Mercury’s Transit In Front of the Sun Was Visible From Hawaii On Monday

The transit of Mercury has been observed by astronomers all around the world on November 11. A team of scientists from the University of Hawaii also joined the observers following Mercury passing in front of the sun, while the Institute for Astronomy held a gathering at Wai’alae Beach Park for people that wanted to watch the event.

Approximately 20 UH Mānoa students flew to Hawaiʻi Island to observe the event with their own eyes at the Subaru Telescope. There, a group of 200 people gathered to use solar telescopes.

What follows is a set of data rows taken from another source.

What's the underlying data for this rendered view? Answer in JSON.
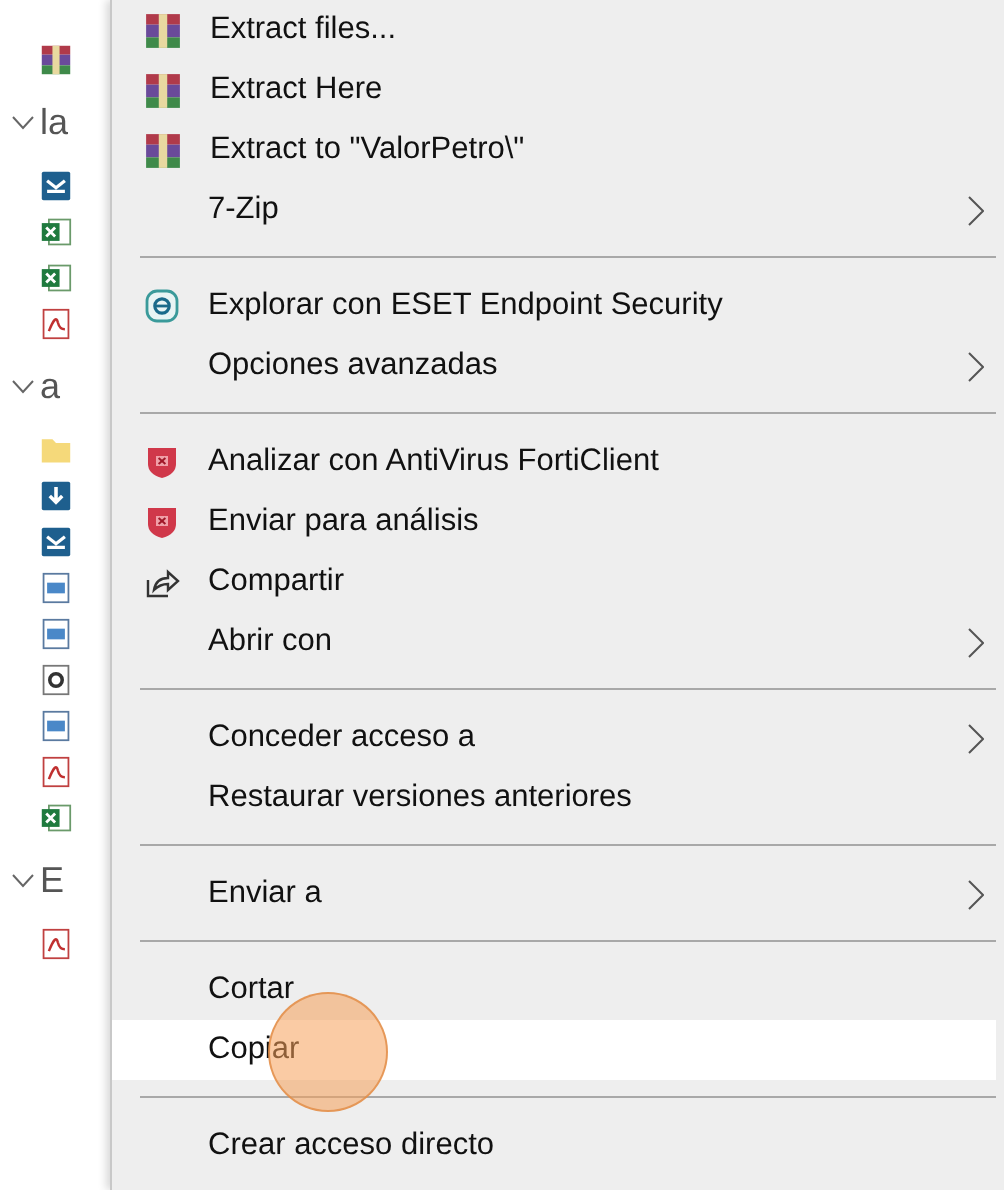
{
  "explorer": {
    "rows": [
      {
        "kind": "archive"
      },
      {
        "kind": "header",
        "label": "la"
      },
      {
        "kind": "mail"
      },
      {
        "kind": "sheet"
      },
      {
        "kind": "sheet"
      },
      {
        "kind": "pdf"
      },
      {
        "kind": "header",
        "label": "a"
      },
      {
        "kind": "folder"
      },
      {
        "kind": "download"
      },
      {
        "kind": "mail"
      },
      {
        "kind": "image"
      },
      {
        "kind": "image"
      },
      {
        "kind": "doc"
      },
      {
        "kind": "image"
      },
      {
        "kind": "pdf"
      },
      {
        "kind": "sheet"
      },
      {
        "kind": "header",
        "label": "E"
      },
      {
        "kind": "pdf"
      }
    ]
  },
  "menu": {
    "groups": [
      {
        "items": [
          {
            "label": "Extract files...",
            "kind": "archive",
            "submenu": false,
            "selected": false
          },
          {
            "label": "Extract Here",
            "kind": "archive",
            "submenu": false,
            "selected": false
          },
          {
            "label": "Extract to \"ValorPetro\\\"",
            "kind": "archive",
            "submenu": false,
            "selected": false
          },
          {
            "label": "7-Zip",
            "kind": "plain",
            "submenu": true,
            "selected": false
          }
        ]
      },
      {
        "items": [
          {
            "label": "Explorar con ESET Endpoint Security",
            "kind": "scan",
            "submenu": false,
            "selected": false
          },
          {
            "label": "Opciones avanzadas",
            "kind": "plain",
            "submenu": true,
            "selected": false
          }
        ]
      },
      {
        "items": [
          {
            "label": "Analizar con AntiVirus FortiClient",
            "kind": "shield",
            "submenu": false,
            "selected": false
          },
          {
            "label": "Enviar para análisis",
            "kind": "shield",
            "submenu": false,
            "selected": false
          },
          {
            "label": "Compartir",
            "kind": "share",
            "submenu": false,
            "selected": false
          },
          {
            "label": "Abrir con",
            "kind": "plain",
            "submenu": true,
            "selected": false
          }
        ]
      },
      {
        "items": [
          {
            "label": "Conceder acceso a",
            "kind": "plain",
            "submenu": true,
            "selected": false
          },
          {
            "label": "Restaurar versiones anteriores",
            "kind": "plain",
            "submenu": false,
            "selected": false
          }
        ]
      },
      {
        "items": [
          {
            "label": "Enviar a",
            "kind": "plain",
            "submenu": true,
            "selected": false
          }
        ]
      },
      {
        "items": [
          {
            "label": "Cortar",
            "kind": "plain",
            "submenu": false,
            "selected": false
          },
          {
            "label": "Copiar",
            "kind": "plain",
            "submenu": false,
            "selected": true
          }
        ]
      },
      {
        "items": [
          {
            "label": "Crear acceso directo",
            "kind": "plain",
            "submenu": false,
            "selected": false
          }
        ]
      }
    ]
  }
}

Mercury and Venus are the only two planets that can be viewed from Earth in their transit.
Mercury’s journey around the sun takes 88 days. The planet passes between our planet and the sun frequently, but the transit usually happens out of our view. This time, it was visible, and many people were excited to view it, as it is a rare celestial event. The “Mercury Transit” began at around 2:30 am and, for about 5 hours, Mercury passed between the sun and Earth.

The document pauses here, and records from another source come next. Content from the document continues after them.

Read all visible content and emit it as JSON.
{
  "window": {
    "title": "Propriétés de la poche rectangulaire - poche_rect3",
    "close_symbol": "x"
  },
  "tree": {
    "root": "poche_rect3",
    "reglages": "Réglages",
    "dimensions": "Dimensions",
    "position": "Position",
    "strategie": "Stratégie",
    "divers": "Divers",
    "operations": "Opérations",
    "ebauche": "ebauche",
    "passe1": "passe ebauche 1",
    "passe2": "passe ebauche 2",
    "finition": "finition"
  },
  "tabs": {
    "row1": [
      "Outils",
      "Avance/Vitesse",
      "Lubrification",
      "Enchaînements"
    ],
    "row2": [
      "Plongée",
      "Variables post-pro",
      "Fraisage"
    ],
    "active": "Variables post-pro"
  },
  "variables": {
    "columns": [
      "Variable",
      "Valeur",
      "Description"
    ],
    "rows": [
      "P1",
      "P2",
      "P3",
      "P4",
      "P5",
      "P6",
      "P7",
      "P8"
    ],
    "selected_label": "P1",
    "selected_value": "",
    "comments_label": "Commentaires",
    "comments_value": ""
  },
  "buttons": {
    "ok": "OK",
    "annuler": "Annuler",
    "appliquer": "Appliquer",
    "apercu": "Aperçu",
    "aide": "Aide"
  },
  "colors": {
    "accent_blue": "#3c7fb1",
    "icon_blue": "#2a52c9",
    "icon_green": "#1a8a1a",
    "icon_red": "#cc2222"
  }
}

In the photos, the tiny dot towards the bottom of the sun represents Mercury.
According to NASA, the event only happens 13 times in a hundred years. The next visible transit of Mercury seen from Earth will happen in November 2032, while the next one visible from Hawaii will not happen until 2049.

Olivier Guyon, an astronomer at the Subaru Telescope, said: “It doesn’t move exactly in the same plane. That’s why transits don’t happen often. Most of the time when its roughly aligned with us, it’s above or below the sun. We are very fortunate today that it’s perfect, so Mercury is passing straight in front of the sun.”

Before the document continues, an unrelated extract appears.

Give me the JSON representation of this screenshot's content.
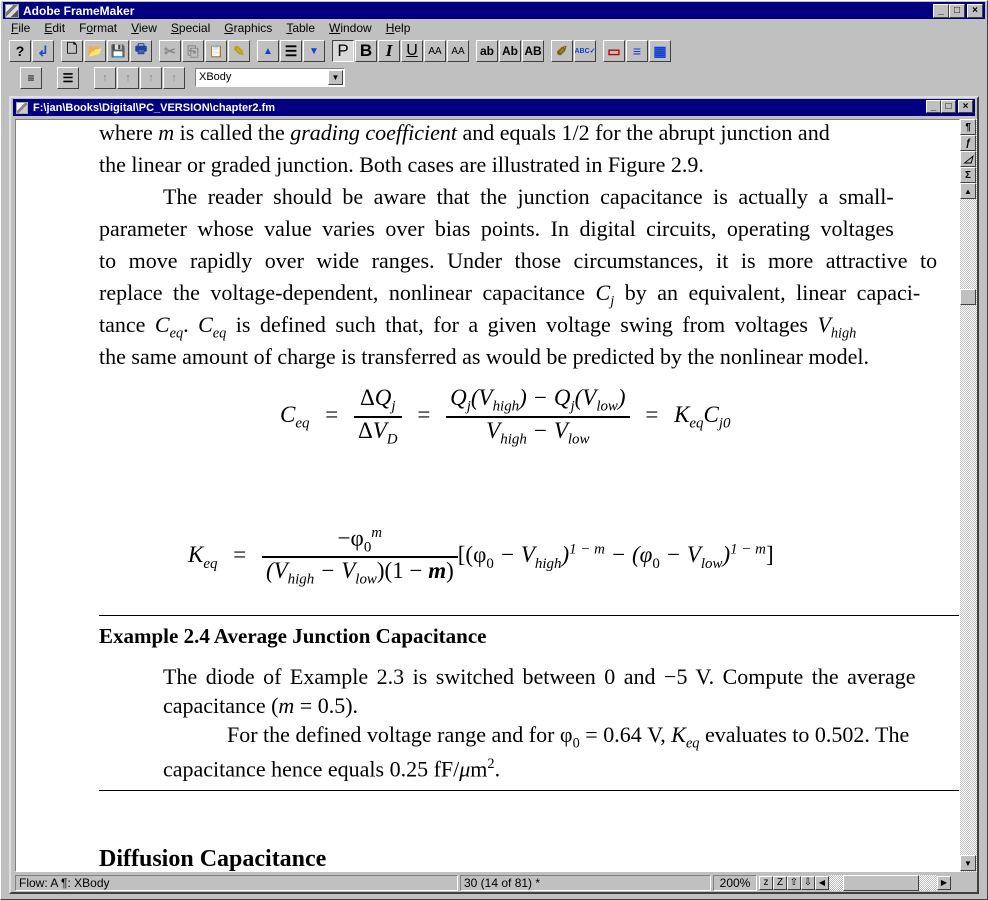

The next Venus transit visible from Earth is even farther away, as it will happen in 2117.